Crazy Weather

2015 was one of the warmest years in the record books. Over half the year broke record highs.  This past January winter storm Jonas dropped a record breaking amount of snow in one consecutive storm across the region.  Dropping more than 40 inches in parts of West Virginia, and 30+ inches in northern Virginia and Pennsylvania. This was the one of the most bizarre years due to weather.

Jonas was rated a category 4 (crippling) storm on the NESIS (Northeast Snowfall Impact Scale) based off the amount of snowfall and the number of people living in path of the storm.  This scale of 1-10 has 5 categories: Notable, Significant, Major, Crippling, Extreme.  There has only been two category 5 winter storms on record in 1993 and 1996.  This scale only considers raw snow totals not blizzard conditions, freezing rain, or thundersnow. With all this snow, it all had to melt.  The following weeks after the storm, temperatures were in the mid 50s and low 60s causing it to melt very fast with some flooding.  Washington’s Dulles International Airport had 28 inches of snow on the ground on January 24, and only one inch 10 days later.

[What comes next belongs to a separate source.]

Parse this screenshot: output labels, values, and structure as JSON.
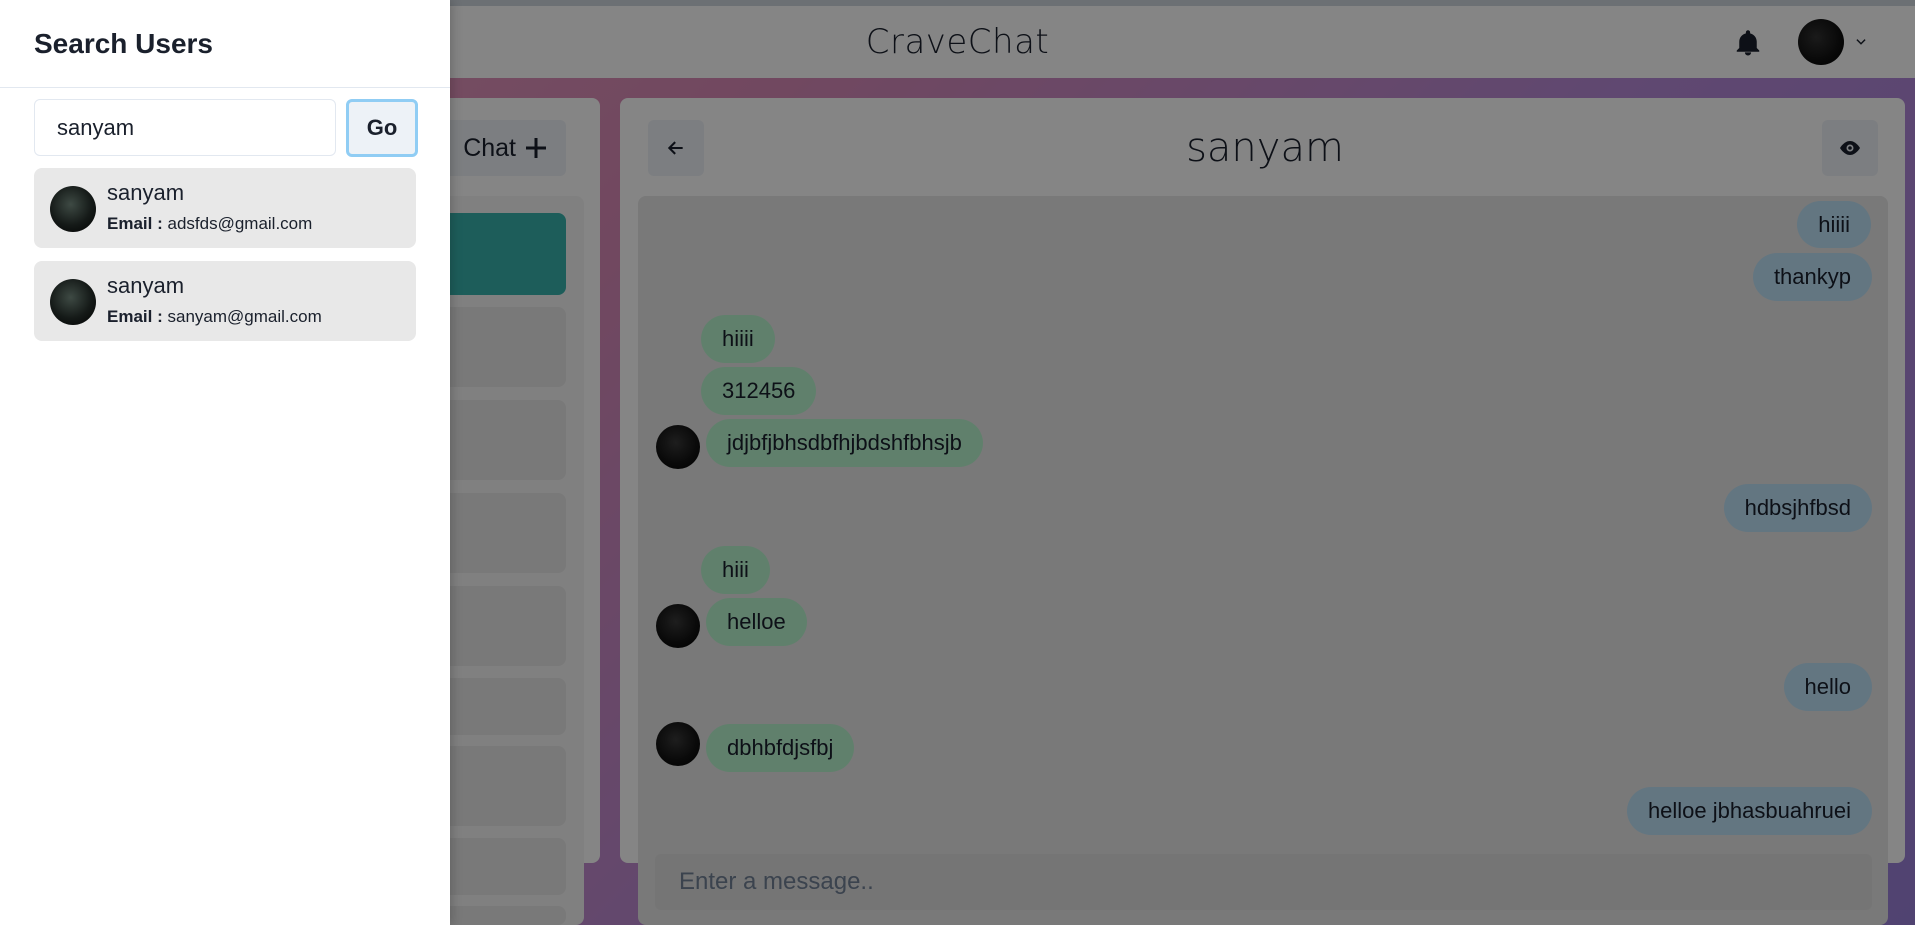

Some of this crazy weather may be due to El Niño and La Niña changing the temperatures of the water.  El Niño affects the warming of water typically in late December, and La Niña affects the cooling of the water which is usually less severe than El Niño.  The record high of El Niño was in 1997, reaching almost 3 degrees celsius above average; an El Niño starts at 0.5 degrees celsius above average water temperatures.  The effects it can have on the United States are: wetter along the southern border and east coast, dry near the Great Lakes,warmer in the northwest, and colder in the south west.

Global Warming may be a cause of the strange weather over the years as well.  As all of us know, December 2015 was one of the warmest months ever breaking the set 1997 records.  In 2014, the Polar Vortex dropped down from northern Canada (around 75 degrees north latitude) to the northern United States (around 45 degrees north latitude) and caused it to be very cold in many places.  The last huge Polar Vortex was in 1996.

Due to all of these factors, it is very difficult to predict, and we don’t know how crazy the future weather will be.